Literally by the numbers documentary filmmaking, Inside Job is divided into five distinct chapters. Beyond brief diversions in China and Finland, where Ferguson attempts to depict the global reach of the American market collapse, the bulk of the film is filled by a procession of talking heads, who work to either assign or deflect blame for the crash. The presence of many of the interviewees is a testament to Ferguson’s ability to get important figures to agree to speak on camera, but he has a disingenuous tendency to imply that anyone who refused to speak with him is guilty of ethical transgressions.
Where Ferguson’s documentary does seem to offer something new to the debate though, is in its fourth segment, entitled “Accountability.” Here, in a particularly vicious manner, Ferguson extends his conspiracy theory about the corrupted economics field back to its origins. Singling out business school professors at Harvard and Columbia Universities, Ferguson presents a series of damning circumstances that demonstrate that much of the professors’ income and scholarship has its roots in the corporate world. The suggestion that much of the economics discipline serves to lend bought credibility to corporate interests is damning, and the evidence that Ferguson presents is rather persuasive. The lack of disclosure of funds received in academic reports seems a definite conflict of interest. To see famed economists defend the blatant lack of transparency is shocking.
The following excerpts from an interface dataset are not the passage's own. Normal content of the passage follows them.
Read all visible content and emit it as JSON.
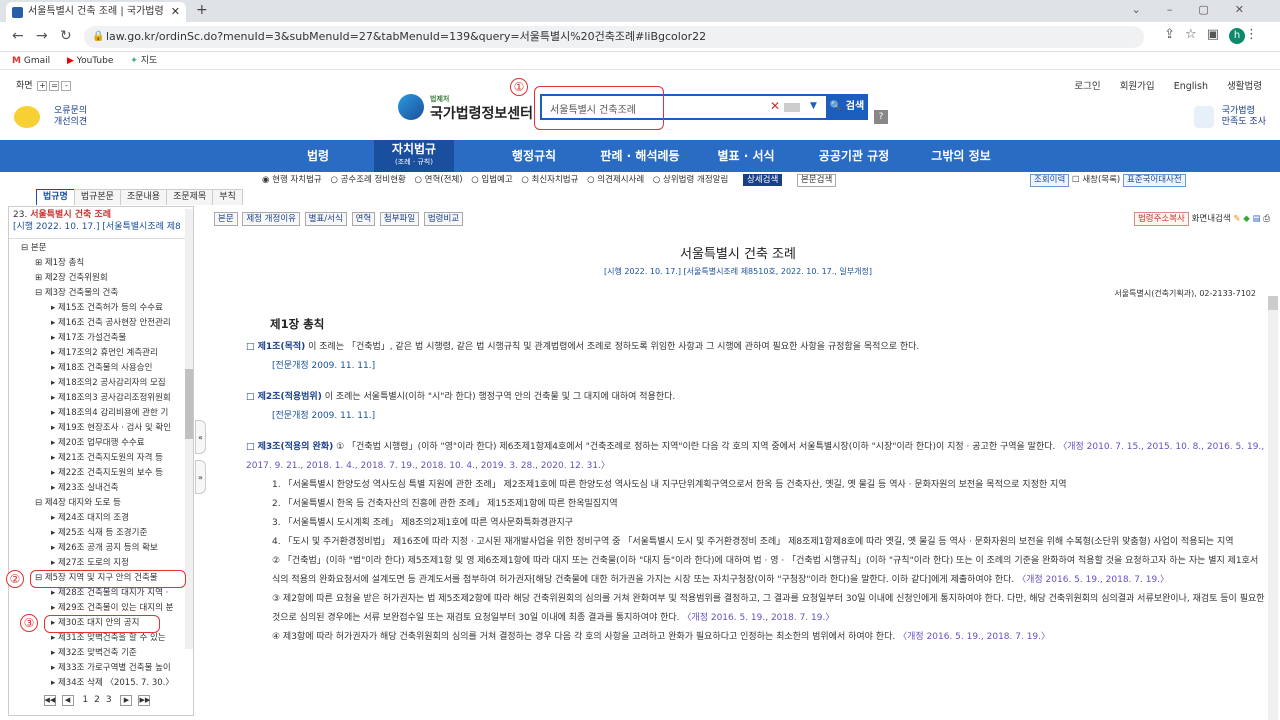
{
  "browser": {
    "tab_title": "서울특별시 건축 조례 | 국가법령",
    "url": "law.go.kr/ordinSc.do?menuId=3&subMenuId=27&tabMenuId=139&query=서울특별시%20건축조례#liBgcolor22",
    "bookmarks": [
      "Gmail",
      "YouTube",
      "지도"
    ],
    "avatar_letter": "h"
  },
  "header": {
    "zoom_label": "화면",
    "feedback": [
      "오류문의",
      "개선의견"
    ],
    "logo_small": "법제처",
    "logo_big": "국가법령정보센터",
    "search_value": "서울특별시 건축조례",
    "search_button": "검색",
    "help": "?",
    "util": [
      "로그인",
      "회원가입",
      "English",
      "생활법령"
    ],
    "survey": [
      "국가법령",
      "만족도 조사"
    ]
  },
  "annotations": [
    "①",
    "②",
    "③"
  ],
  "mainnav": [
    {
      "label": "법령"
    },
    {
      "label": "자치법규",
      "sub": "(조례 · 규칙)"
    },
    {
      "label": "행정규칙"
    },
    {
      "label": "판례 · 해석례등"
    },
    {
      "label": "별표 · 서식"
    },
    {
      "label": "공공기관 규정"
    },
    {
      "label": "그밖의 정보"
    }
  ],
  "filter": {
    "options": [
      "◉ 현행 자치법규",
      "○ 공수조례 정비현황",
      "○ 연혁(전체)",
      "○ 입법예고",
      "○ 최신자치법규",
      "○ 의견제시사례",
      "○ 상위법령 개정알림"
    ],
    "detail_search": "상세검색",
    "main_search": "본문검색",
    "history": "조회이력",
    "checkbox": "새창(목록)",
    "dictionary": "표준국어대사전"
  },
  "left": {
    "tabs": [
      "법규명",
      "법규본문",
      "조문내용",
      "조문제목",
      "부칙"
    ],
    "head_num": "23.",
    "head_title": "서울특별시 건축 조례",
    "head_sub": "[시행 2022. 10. 17.] [서울특별시조례 제8",
    "tree": [
      {
        "lvl": 0,
        "text": "⊟ 본문"
      },
      {
        "lvl": 1,
        "text": "⊞ 제1장 총칙"
      },
      {
        "lvl": 1,
        "text": "⊞ 제2장 건축위원회"
      },
      {
        "lvl": 1,
        "text": "⊟ 제3장 건축물의 건축"
      },
      {
        "lvl": 2,
        "text": "▸ 제15조 건축허가 등의 수수료"
      },
      {
        "lvl": 2,
        "text": "▸ 제16조 건축 공사현장 안전관리"
      },
      {
        "lvl": 2,
        "text": "▸ 제17조 가설건축물"
      },
      {
        "lvl": 2,
        "text": "▸ 제17조의2 휴먼인 계측관리"
      },
      {
        "lvl": 2,
        "text": "▸ 제18조 건축물의 사용승인"
      },
      {
        "lvl": 2,
        "text": "▸ 제18조의2 공사감리자의 모집"
      },
      {
        "lvl": 2,
        "text": "▸ 제18조의3 공사감리조정위원회"
      },
      {
        "lvl": 2,
        "text": "▸ 제18조의4 감리비용에 관한 기"
      },
      {
        "lvl": 2,
        "text": "▸ 제19조 현장조사 · 검사 및 확인"
      },
      {
        "lvl": 2,
        "text": "▸ 제20조 업무대행 수수료"
      },
      {
        "lvl": 2,
        "text": "▸ 제21조 건축지도원의 자격 등"
      },
      {
        "lvl": 2,
        "text": "▸ 제22조 건축지도원의 보수 등"
      },
      {
        "lvl": 2,
        "text": "▸ 제23조 실내건축"
      },
      {
        "lvl": 1,
        "text": "⊟ 제4장 대지와 도로 등"
      },
      {
        "lvl": 2,
        "text": "▸ 제24조 대지의 조경"
      },
      {
        "lvl": 2,
        "text": "▸ 제25조 식재 등 조경기준"
      },
      {
        "lvl": 2,
        "text": "▸ 제26조 공개 공지 등의 확보"
      },
      {
        "lvl": 2,
        "text": "▸ 제27조 도로의 지정"
      },
      {
        "lvl": 1,
        "text": "⊟ 제5장 지역 및 지구 안의 건축물"
      },
      {
        "lvl": 2,
        "text": "▸ 제28조 건축물의 대지가 지역 ·"
      },
      {
        "lvl": 2,
        "text": "▸ 제29조 건축물이 있는 대지의 분"
      },
      {
        "lvl": 2,
        "text": "▸ 제30조 대지 안의 공지"
      },
      {
        "lvl": 2,
        "text": "▸ 제31조 맞벽건축을 할 수 있는"
      },
      {
        "lvl": 2,
        "text": "▸ 제32조 맞벽건축 기준"
      },
      {
        "lvl": 2,
        "text": "▸ 제33조 가로구역별 건축물 높이"
      },
      {
        "lvl": 2,
        "text": "▸ 제34조 삭제 〈2015. 7. 30.〉"
      }
    ],
    "pager": [
      "1",
      "2",
      "3"
    ]
  },
  "toolbar": {
    "buttons": [
      "본문",
      "제정 개정이유",
      "별표/서식",
      "연혁",
      "첨부파일",
      "법령비교"
    ],
    "right": [
      "법령주소복사",
      "화면내검색"
    ]
  },
  "doc": {
    "title": "서울특별시 건축 조례",
    "subtitle": "[시행 2022. 10. 17.] [서울특별시조례 제8510호, 2022. 10. 17., 일부개정]",
    "dept": "서울특별시(건축기획과), 02-2133-7102",
    "chapter": "제1장 총칙",
    "a1_head": "□ 제1조(목적)",
    "a1_body": "이 조례는 「건축법」, 같은 법 시행령, 같은 법 시행규칙 및 관계법령에서 조례로 정하도록 위임한 사항과 그 시행에 관하여 필요한 사항을 규정함을 목적으로 한다.",
    "a1_rev": "[전문개정 2009. 11. 11.]",
    "a2_head": "□ 제2조(적용범위)",
    "a2_body": "이 조례는 서울특별시(이하 \"시\"라 한다) 행정구역 안의 건축물 및 그 대지에 대하여 적용한다.",
    "a2_rev": "[전문개정 2009. 11. 11.]",
    "a3_head": "□ 제3조(적용의 완화)",
    "a3_p1": "① 「건축법 시행령」(이하 \"영\"이라 한다) 제6조제1항제4호에서 \"건축조례로 정하는 지역\"이란 다음 각 호의 지역 중에서 서울특별시장(이하 \"시장\"이라 한다)이 지정 · 공고한 구역을 말한다.",
    "a3_p1_rev": "〈개정 2010. 7. 15., 2015. 10. 8., 2016. 5. 19., 2017. 9. 21., 2018. 1. 4., 2018. 7. 19., 2018. 10. 4., 2019. 3. 28., 2020. 12. 31.〉",
    "a3_items": [
      "1. 「서울특별시 한양도성 역사도심 특별 지원에 관한 조례」 제2조제1호에 따른 한양도성 역사도심 내 지구단위계획구역으로서 한옥 등 건축자산, 옛길, 옛 물길 등 역사 · 문화자원의 보전을 목적으로 지정한 지역",
      "2. 「서울특별시 한옥 등 건축자산의 진흥에 관한 조례」 제15조제1항에 따른 한옥밀집지역",
      "3. 「서울특별시 도시계획 조례」 제8조의2제1호에 따른 역사문화특화경관지구",
      "4. 「도시 및 주거환경정비법」 제16조에 따라 지정 · 고시된 재개발사업을 위한 정비구역 중 「서울특별시 도시 및 주거환경정비 조례」 제8조제1항제8호에 따라 옛길, 옛 물길 등 역사 · 문화자원의 보전을 위해 수복형(소단위 맞춤형) 사업이 적용되는 지역"
    ],
    "a3_p2": "② 「건축법」(이하 \"법\"이라 한다) 제5조제1항 및 영 제6조제1항에 따라 대지 또는 건축물(이하 \"대지 등\"이라 한다)에 대하여 법 · 영 · 「건축법 시행규칙」(이하 \"규칙\"이라 한다) 또는 이 조례의 기준을 완화하여 적용할 것을 요청하고자 하는 자는 별지 제1호서식의 적용의 완화요청서에 설계도면 등 관계도서를 첨부하여 허가권자[해당 건축물에 대한 허가권을 가지는 시장 또는 자치구청장(이하 \"구청장\"이라 한다)을 말한다. 이하 같다]에게 제출하여야 한다.",
    "a3_p2_rev": "〈개정 2016. 5. 19., 2018. 7. 19.〉",
    "a3_p3": "③ 제2항에 따른 요청을 받은 허가권자는 법 제5조제2항에 따라 해당 건축위원회의 심의를 거쳐 완화여부 및 적용범위를 결정하고, 그 결과를 요청일부터 30일 이내에 신청인에게 통지하여야 한다. 다만, 해당 건축위원회의 심의결과 서류보완이나, 재검토 등이 필요한 것으로 심의된 경우에는 서류 보완접수일 또는 재검토 요청일부터 30일 이내에 최종 결과를 통지하여야 한다.",
    "a3_p3_rev": "〈개정 2016. 5. 19., 2018. 7. 19.〉",
    "a3_p4": "④ 제3항에 따라 허가권자가 해당 건축위원회의 심의를 거쳐 결정하는 경우 다음 각 호의 사항을 고려하고 완화가 필요하다고 인정하는 최소한의 범위에서 하여야 한다.",
    "a3_p4_rev": "〈개정 2016. 5. 19., 2018. 7. 19.〉"
  }
}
If anything in Inside Job is likely to prompt real-world change, it is this segment.
Ultimately, Inside Job will not have much to offer those who follow financial news reports. Ferguson’s goal here seems not to create any sort of definitive historical record, but rather to create a palatable, two-hour distillation of a complicated and far-ranging systemic breakdown. Gripes that Ferguson doesn’t spend more time explaining the failure of our credit rating agencies or interviewing lower-level members of financial firms becomes more understandable in this context. At the end of the day, Inside Job finds something less than the smoking gun that it wants to, but when the picture it paints is so damning anyhow, who’s counting?